    ‘...cut the bureaucracy involved in medical research. We have asked the Academy of Medical Sciences to conduct an independent review of the regulation and governance of medical research. In the light of this review we will consider the legislation affecting medical research, and the bureaucracy that flows from it, and bring forward plans for radical simplification.’

    Source: Department of Health, Equity and Excellence: Liberating the NHS

    The review, led by Sir Michael Rawlins, Chair of the Academy of Medical Royal Sciences, found evidence that supported the government’s concern.

    ‘As a specific example, a recent analysis from Cancer Research UK showed that after its funding for a study has been agreed, it now takes an average of 621 days to recruit the first patient.’

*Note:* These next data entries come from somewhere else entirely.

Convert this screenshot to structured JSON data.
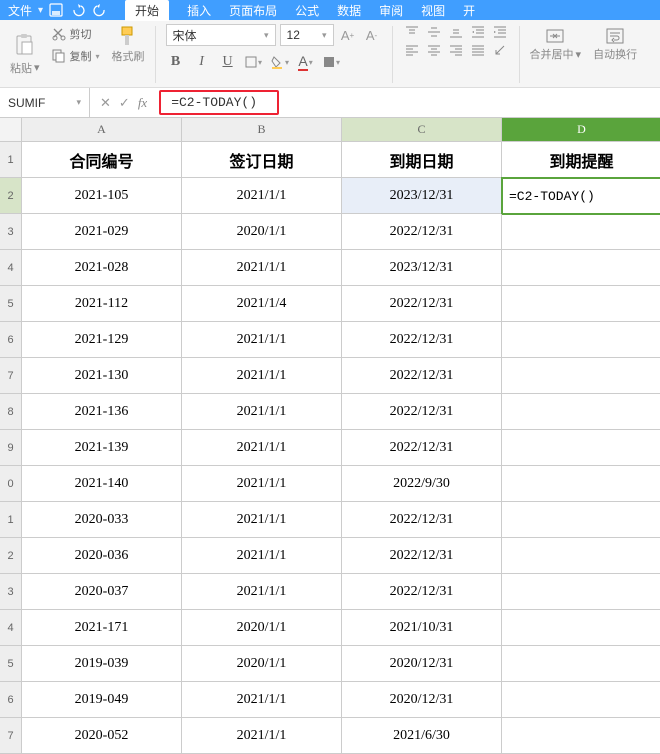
{
  "menubar": {
    "file": "文件",
    "tabs": [
      "开始",
      "插入",
      "页面布局",
      "公式",
      "数据",
      "审阅",
      "视图",
      "开"
    ]
  },
  "ribbon": {
    "paste": "粘贴",
    "cut": "剪切",
    "copy": "复制",
    "format_painter": "格式刷",
    "font_name": "宋体",
    "font_size": "12",
    "merge": "合并居中",
    "wrap": "自动换行"
  },
  "namebox": "SUMIF",
  "formula": "=C2-TODAY()",
  "headers": {
    "A": "合同编号",
    "B": "签订日期",
    "C": "到期日期",
    "D": "到期提醒"
  },
  "rows": [
    {
      "r": "2",
      "A": "2021-105",
      "B": "2021/1/1",
      "C": "2023/12/31",
      "D": "=C2-TODAY()"
    },
    {
      "r": "3",
      "A": "2021-029",
      "B": "2020/1/1",
      "C": "2022/12/31",
      "D": ""
    },
    {
      "r": "4",
      "A": "2021-028",
      "B": "2021/1/1",
      "C": "2023/12/31",
      "D": ""
    },
    {
      "r": "5",
      "A": "2021-112",
      "B": "2021/1/4",
      "C": "2022/12/31",
      "D": ""
    },
    {
      "r": "6",
      "A": "2021-129",
      "B": "2021/1/1",
      "C": "2022/12/31",
      "D": ""
    },
    {
      "r": "7",
      "A": "2021-130",
      "B": "2021/1/1",
      "C": "2022/12/31",
      "D": ""
    },
    {
      "r": "8",
      "A": "2021-136",
      "B": "2021/1/1",
      "C": "2022/12/31",
      "D": ""
    },
    {
      "r": "9",
      "A": "2021-139",
      "B": "2021/1/1",
      "C": "2022/12/31",
      "D": ""
    },
    {
      "r": "0",
      "A": "2021-140",
      "B": "2021/1/1",
      "C": "2022/9/30",
      "D": ""
    },
    {
      "r": "1",
      "A": "2020-033",
      "B": "2021/1/1",
      "C": "2022/12/31",
      "D": ""
    },
    {
      "r": "2",
      "A": "2020-036",
      "B": "2021/1/1",
      "C": "2022/12/31",
      "D": ""
    },
    {
      "r": "3",
      "A": "2020-037",
      "B": "2021/1/1",
      "C": "2022/12/31",
      "D": ""
    },
    {
      "r": "4",
      "A": "2021-171",
      "B": "2020/1/1",
      "C": "2021/10/31",
      "D": ""
    },
    {
      "r": "5",
      "A": "2019-039",
      "B": "2020/1/1",
      "C": "2020/12/31",
      "D": ""
    },
    {
      "r": "6",
      "A": "2019-049",
      "B": "2021/1/1",
      "C": "2020/12/31",
      "D": ""
    },
    {
      "r": "7",
      "A": "2020-052",
      "B": "2021/1/1",
      "C": "2021/6/30",
      "D": ""
    }
  ]
}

    Source: The Academy of Medical Sciences, A new pathway for the regulation and governance of health research

    The review was mindful of the need to protect patient safety in research while at the same time looking for ways to simplify the research process so that new discoveries can be more quickly identified and introduced into patient care. Several features of the current regulation and governance system were identified as burdensome and the following recommendations were made to address them:

    • Creating a new Health Research Agency to rationalise the regulation and governance of all health research
    • Improving the UK environment for clinical trials
    • Providing access to patient data that protects individual interests and allows approved research to proceed effectively
    • Embedding a culture that values research within the NHS

    The review was well received by the leading medical research organisations in the UK, as well as the government who is now considering how to implement the recommendations.

    A new pathway for the regulation and governance of health research
    Source: Academy of Medical Sciences